The world is almost wild polio-free; Africa will likely be granted this status in August, leaving just Pakistan and Afghanistan with the challenge of eradicating the illness. But, inept vaccination programmes have left new strains of polio circulating across the world, and outbreaks of vaccine-derived polio could bring back the crippling disease.
Vaccine-derived polio viruses have been seen in more than 20 countries since 2000 and officials, funders, academics and health workers are racing to stamp them out. They have a promising tool in a new vaccine. We investigate whether this vaccine can succeed in overcoming these resurgent viruses, or if the problem with polio runs deeper than any technology can tackle.

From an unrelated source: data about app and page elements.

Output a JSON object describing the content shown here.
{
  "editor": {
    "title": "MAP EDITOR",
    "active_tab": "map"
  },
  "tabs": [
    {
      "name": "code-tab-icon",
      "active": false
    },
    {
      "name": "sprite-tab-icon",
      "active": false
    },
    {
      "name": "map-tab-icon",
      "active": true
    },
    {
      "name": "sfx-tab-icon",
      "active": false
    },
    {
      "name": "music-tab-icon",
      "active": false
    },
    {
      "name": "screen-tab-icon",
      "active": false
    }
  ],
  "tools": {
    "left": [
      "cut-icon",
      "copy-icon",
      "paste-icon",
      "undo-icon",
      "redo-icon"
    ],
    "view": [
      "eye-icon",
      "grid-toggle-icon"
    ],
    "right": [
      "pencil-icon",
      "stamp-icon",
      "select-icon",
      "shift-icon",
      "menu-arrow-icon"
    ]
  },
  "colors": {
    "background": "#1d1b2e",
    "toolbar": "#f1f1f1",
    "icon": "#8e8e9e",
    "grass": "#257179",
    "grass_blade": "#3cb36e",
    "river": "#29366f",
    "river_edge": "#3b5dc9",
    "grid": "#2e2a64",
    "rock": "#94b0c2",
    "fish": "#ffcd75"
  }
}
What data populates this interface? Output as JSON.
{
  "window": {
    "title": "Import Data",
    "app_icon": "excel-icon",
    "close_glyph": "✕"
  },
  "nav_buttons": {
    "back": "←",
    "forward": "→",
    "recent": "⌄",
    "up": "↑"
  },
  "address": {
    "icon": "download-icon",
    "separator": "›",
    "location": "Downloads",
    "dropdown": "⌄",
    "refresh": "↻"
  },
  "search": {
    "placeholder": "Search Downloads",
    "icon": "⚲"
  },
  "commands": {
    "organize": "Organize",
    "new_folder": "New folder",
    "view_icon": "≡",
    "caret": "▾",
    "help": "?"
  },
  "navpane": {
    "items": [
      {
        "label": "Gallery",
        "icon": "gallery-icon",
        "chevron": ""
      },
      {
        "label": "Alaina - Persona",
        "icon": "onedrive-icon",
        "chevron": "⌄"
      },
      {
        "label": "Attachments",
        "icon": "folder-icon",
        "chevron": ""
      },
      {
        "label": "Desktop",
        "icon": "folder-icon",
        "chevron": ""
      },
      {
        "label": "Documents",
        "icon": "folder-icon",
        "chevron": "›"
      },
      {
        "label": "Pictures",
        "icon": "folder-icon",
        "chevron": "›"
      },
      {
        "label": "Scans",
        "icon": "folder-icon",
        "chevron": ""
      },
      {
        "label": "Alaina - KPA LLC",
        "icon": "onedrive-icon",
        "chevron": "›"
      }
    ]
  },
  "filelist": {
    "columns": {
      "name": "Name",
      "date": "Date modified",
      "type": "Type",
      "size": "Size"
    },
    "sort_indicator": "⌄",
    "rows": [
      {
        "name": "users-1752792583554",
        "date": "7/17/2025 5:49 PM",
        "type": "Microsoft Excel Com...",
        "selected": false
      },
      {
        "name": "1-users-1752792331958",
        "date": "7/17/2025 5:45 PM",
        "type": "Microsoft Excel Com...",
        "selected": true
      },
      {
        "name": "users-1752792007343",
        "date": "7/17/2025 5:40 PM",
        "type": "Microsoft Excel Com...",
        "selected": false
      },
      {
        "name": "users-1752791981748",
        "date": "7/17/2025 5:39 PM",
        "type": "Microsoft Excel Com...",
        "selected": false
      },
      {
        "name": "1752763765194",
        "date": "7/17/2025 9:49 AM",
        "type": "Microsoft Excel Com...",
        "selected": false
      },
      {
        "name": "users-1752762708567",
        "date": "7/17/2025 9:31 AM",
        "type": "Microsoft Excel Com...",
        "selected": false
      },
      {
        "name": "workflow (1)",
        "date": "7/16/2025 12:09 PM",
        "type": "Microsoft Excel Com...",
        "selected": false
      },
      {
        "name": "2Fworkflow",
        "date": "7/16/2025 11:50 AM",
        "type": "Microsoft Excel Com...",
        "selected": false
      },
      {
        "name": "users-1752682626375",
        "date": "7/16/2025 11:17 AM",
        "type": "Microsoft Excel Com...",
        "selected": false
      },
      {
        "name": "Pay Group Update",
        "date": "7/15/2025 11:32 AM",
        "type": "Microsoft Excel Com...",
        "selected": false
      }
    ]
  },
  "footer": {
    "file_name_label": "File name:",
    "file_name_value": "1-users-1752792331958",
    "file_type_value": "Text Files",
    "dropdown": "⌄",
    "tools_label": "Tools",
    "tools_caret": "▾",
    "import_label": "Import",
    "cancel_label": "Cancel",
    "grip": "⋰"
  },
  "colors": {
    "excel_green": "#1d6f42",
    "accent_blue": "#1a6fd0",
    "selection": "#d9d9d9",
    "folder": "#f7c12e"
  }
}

In the global South, demand for animal protein has more than tripled meat production over the past 50 years, with milk production nearly doubling and egg output rising more than three-fold. This requires land. As humans take over wild habitats, livestock and people are living in closer proximity, increasing the chances of animal pathogens crossing over to humans. Scientists say stronger biosecurity measures in the global food system could help prevent future outbreaks of zoonotic diseases — those that jump from animals to people.
Infectious germs are not the only pandemic human populations face. Plant disease outbreaks have the potential to bring down food systems, as global crop diversity decreases and international connectivity increases. The world is preparing to feed its expected population of more than nine billion people by 2050, making plant disease outbreak prevention increasingly urgent.
These global threats are significant and, in the face of the current pandemic, can seem overwhelming. This work requires global cooperation and support at all scales of government, civil society and business.